What is needed
Within the listing below, please show every line carrying the string "funnymal".

Data listing

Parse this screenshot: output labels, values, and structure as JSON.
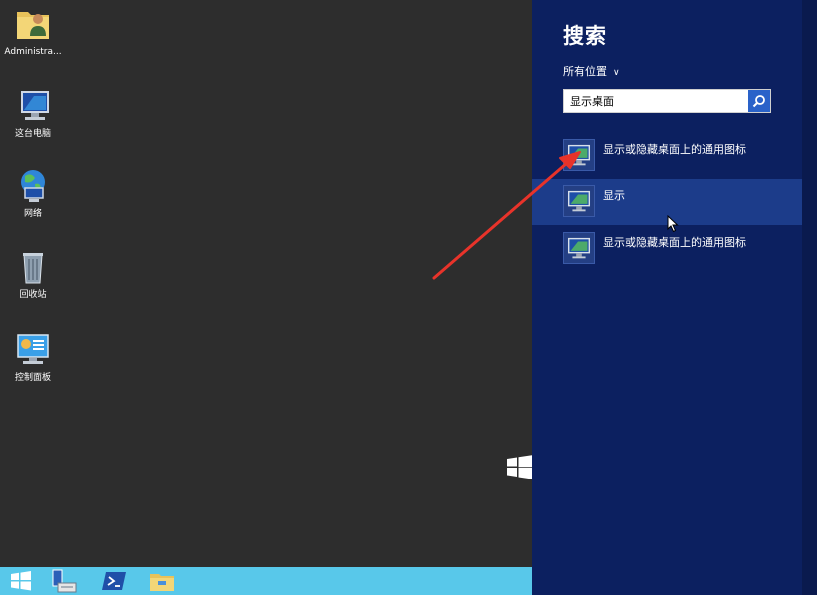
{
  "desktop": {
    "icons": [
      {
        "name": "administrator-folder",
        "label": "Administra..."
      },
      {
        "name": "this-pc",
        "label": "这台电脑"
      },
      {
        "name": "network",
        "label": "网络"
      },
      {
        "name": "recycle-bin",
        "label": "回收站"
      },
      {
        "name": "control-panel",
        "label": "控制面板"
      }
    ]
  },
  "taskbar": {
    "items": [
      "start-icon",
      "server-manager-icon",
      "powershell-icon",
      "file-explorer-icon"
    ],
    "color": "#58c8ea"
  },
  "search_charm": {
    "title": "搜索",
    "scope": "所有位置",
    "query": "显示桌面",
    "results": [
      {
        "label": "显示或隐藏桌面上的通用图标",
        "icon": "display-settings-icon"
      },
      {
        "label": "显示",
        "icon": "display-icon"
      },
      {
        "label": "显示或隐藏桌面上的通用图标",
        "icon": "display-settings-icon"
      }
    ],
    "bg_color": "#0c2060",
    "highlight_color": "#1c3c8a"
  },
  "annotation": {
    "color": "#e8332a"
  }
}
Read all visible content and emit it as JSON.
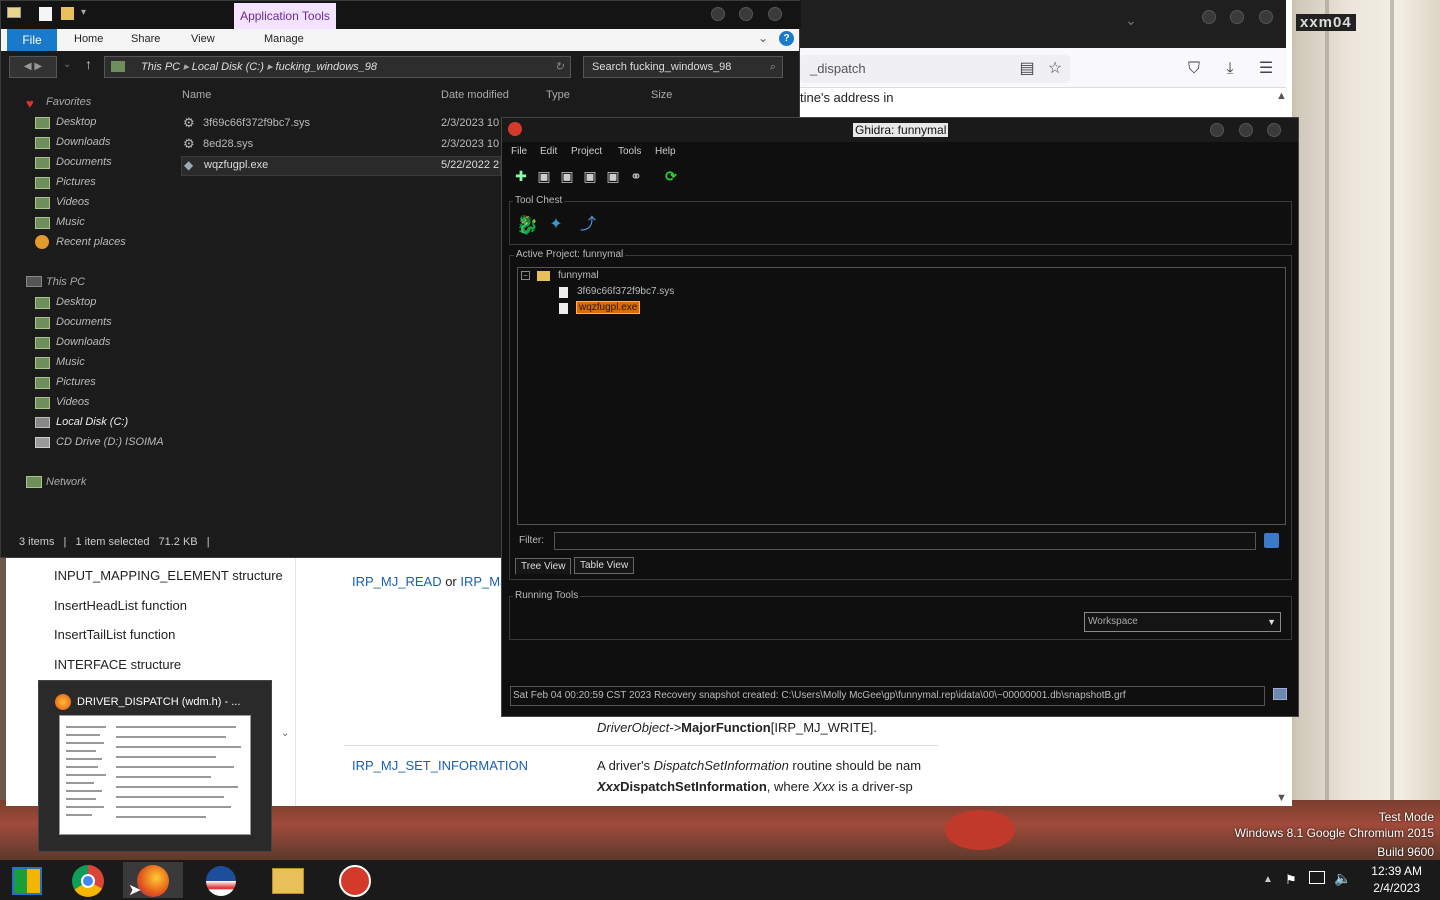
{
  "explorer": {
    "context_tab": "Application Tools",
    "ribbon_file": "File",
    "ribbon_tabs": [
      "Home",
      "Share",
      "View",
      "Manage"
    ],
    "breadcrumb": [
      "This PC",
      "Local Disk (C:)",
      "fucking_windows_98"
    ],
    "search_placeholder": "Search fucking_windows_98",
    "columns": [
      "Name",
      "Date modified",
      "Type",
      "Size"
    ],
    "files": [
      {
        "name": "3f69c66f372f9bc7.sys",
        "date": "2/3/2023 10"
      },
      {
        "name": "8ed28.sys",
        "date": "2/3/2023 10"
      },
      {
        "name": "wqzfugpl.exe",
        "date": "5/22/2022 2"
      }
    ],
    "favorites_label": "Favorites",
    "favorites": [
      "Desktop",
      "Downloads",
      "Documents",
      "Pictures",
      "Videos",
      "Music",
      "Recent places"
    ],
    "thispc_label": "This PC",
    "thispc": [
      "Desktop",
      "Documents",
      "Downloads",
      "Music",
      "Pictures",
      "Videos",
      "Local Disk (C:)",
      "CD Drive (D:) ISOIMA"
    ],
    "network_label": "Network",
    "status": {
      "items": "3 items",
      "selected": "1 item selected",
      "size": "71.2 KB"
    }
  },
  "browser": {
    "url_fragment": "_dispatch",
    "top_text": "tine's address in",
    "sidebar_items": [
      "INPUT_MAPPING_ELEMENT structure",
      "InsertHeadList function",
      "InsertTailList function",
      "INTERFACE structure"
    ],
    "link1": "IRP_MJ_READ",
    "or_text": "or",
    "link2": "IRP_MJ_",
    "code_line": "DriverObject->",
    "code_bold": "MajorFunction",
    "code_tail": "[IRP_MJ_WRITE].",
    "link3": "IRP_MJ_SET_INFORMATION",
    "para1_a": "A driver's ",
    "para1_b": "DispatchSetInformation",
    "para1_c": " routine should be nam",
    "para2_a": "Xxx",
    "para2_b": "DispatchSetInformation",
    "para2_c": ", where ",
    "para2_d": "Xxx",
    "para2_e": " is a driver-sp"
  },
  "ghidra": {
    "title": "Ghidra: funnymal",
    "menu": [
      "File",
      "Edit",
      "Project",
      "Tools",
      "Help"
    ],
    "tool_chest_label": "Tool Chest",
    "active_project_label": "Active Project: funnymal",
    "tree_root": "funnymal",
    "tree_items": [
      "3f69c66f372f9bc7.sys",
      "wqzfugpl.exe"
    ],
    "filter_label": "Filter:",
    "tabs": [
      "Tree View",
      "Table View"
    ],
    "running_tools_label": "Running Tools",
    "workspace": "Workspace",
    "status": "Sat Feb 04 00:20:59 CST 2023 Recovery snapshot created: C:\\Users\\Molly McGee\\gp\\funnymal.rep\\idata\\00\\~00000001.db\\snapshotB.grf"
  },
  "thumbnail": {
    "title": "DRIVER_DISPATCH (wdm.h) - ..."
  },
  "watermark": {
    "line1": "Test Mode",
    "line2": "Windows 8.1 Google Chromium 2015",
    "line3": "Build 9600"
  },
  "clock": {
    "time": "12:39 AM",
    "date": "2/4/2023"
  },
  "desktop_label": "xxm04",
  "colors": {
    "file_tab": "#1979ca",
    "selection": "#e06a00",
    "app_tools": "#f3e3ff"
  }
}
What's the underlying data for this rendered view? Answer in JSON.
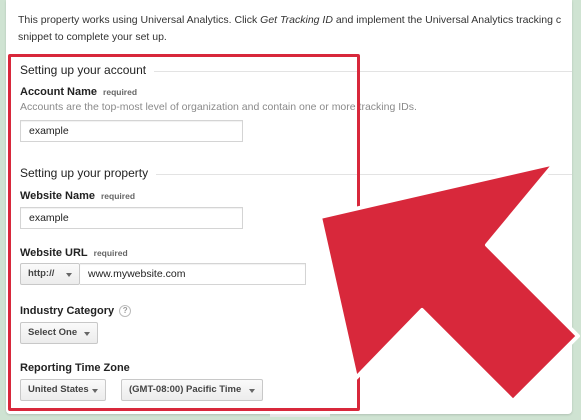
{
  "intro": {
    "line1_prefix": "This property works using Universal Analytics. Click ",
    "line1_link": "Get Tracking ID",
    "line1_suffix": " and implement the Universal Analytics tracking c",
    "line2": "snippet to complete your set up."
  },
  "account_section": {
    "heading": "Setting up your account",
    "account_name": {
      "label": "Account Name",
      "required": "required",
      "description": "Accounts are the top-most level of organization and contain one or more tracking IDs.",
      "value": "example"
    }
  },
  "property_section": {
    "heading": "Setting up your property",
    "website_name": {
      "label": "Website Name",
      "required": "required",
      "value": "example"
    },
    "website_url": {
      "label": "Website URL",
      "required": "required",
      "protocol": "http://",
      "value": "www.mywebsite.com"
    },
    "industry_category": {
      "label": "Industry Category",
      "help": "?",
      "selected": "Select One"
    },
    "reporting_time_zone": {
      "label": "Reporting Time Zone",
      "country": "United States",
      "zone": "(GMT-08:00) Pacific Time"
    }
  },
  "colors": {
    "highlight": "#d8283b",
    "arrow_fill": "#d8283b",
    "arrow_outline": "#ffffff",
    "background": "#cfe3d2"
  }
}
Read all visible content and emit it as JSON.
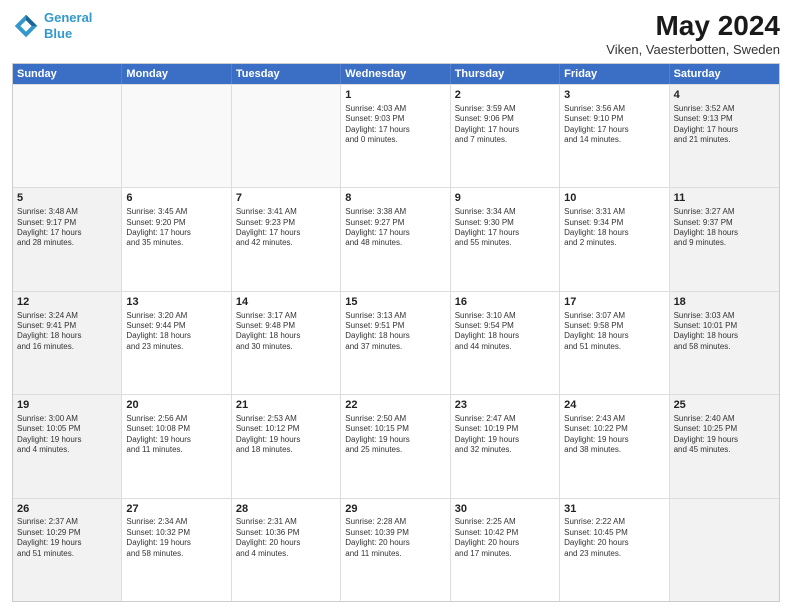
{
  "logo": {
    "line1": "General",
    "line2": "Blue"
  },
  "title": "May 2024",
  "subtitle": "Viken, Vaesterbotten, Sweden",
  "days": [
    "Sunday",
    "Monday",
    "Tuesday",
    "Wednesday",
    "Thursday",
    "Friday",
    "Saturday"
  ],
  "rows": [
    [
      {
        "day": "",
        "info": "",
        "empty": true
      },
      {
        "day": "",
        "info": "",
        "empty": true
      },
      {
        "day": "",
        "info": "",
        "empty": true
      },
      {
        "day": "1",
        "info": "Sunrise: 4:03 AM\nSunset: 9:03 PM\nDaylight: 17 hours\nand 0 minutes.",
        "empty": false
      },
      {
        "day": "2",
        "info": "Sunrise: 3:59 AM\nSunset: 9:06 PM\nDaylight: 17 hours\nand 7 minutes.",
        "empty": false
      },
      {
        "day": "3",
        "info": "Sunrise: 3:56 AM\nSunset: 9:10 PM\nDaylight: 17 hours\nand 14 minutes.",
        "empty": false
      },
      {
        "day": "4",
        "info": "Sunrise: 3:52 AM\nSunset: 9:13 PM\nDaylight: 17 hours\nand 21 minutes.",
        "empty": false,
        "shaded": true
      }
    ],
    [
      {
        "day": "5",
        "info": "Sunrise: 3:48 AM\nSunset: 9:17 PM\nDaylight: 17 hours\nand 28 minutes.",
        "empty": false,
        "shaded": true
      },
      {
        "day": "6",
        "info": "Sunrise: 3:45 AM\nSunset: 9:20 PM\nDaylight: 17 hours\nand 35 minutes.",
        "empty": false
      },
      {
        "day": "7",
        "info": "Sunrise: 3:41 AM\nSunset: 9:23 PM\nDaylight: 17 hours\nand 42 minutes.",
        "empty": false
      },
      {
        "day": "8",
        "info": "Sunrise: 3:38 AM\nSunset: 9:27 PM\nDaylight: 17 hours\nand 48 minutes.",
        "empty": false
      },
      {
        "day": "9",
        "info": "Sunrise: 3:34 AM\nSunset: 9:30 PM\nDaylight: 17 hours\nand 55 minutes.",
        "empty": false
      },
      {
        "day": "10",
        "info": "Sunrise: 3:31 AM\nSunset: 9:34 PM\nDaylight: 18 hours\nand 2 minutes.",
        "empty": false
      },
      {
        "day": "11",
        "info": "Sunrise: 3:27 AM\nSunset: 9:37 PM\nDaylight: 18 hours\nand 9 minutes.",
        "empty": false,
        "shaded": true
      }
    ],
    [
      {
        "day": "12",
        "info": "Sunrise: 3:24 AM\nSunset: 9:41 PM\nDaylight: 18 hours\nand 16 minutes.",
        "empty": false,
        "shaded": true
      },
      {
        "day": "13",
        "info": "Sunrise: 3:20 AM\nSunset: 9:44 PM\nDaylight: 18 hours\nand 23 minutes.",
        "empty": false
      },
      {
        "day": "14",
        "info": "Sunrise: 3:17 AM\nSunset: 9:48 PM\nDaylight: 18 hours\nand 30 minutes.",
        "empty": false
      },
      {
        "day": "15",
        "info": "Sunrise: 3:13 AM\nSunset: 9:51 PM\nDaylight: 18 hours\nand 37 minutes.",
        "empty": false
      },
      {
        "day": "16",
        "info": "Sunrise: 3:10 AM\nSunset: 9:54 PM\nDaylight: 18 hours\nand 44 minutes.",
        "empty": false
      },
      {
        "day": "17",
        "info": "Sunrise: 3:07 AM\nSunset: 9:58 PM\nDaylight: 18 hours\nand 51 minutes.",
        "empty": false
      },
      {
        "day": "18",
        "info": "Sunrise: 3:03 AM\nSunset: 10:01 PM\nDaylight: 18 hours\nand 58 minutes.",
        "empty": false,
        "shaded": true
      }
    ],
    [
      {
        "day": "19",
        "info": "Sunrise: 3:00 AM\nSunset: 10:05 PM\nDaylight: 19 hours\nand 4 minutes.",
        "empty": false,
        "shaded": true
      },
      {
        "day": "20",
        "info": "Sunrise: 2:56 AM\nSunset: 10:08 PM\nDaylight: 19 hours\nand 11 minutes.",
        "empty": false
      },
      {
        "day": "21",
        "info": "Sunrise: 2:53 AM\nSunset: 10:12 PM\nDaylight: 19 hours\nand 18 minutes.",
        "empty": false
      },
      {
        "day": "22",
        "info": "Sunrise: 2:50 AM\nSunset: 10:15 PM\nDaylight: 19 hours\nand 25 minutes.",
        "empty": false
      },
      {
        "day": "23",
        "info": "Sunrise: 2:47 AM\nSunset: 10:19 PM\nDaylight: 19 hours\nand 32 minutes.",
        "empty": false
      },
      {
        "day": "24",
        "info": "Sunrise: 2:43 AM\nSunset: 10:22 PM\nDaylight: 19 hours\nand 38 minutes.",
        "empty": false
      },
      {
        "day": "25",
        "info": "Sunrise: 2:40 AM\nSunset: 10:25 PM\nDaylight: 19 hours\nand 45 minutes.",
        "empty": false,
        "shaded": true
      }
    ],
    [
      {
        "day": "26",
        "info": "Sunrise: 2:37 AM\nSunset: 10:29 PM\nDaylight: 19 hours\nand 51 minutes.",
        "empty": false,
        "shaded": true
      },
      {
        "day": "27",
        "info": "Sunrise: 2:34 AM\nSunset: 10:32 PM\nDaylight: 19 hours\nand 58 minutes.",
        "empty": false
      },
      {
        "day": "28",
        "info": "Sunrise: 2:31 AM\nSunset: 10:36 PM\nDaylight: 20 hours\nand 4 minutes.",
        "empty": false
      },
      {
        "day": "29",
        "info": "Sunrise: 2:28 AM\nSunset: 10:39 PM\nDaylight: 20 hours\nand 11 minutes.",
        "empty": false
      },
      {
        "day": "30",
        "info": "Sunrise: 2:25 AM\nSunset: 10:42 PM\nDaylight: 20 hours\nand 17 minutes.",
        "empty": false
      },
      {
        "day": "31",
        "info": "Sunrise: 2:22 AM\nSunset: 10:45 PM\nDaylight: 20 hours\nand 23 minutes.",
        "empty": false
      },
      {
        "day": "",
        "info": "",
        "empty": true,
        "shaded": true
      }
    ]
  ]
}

Exercise response
    "title": "Ghidra: funnymal",
    "active_project_label": "Active Project: funnymal",
    "tree_root": "funnymal",
    "status": "Sat Feb 04 00:20:59 CST 2023 Recovery snapshot created: C:\\Users\\Molly McGee\\gp\\funnymal.rep\\idata\\00\\~00000001.db\\snapshotB.grf"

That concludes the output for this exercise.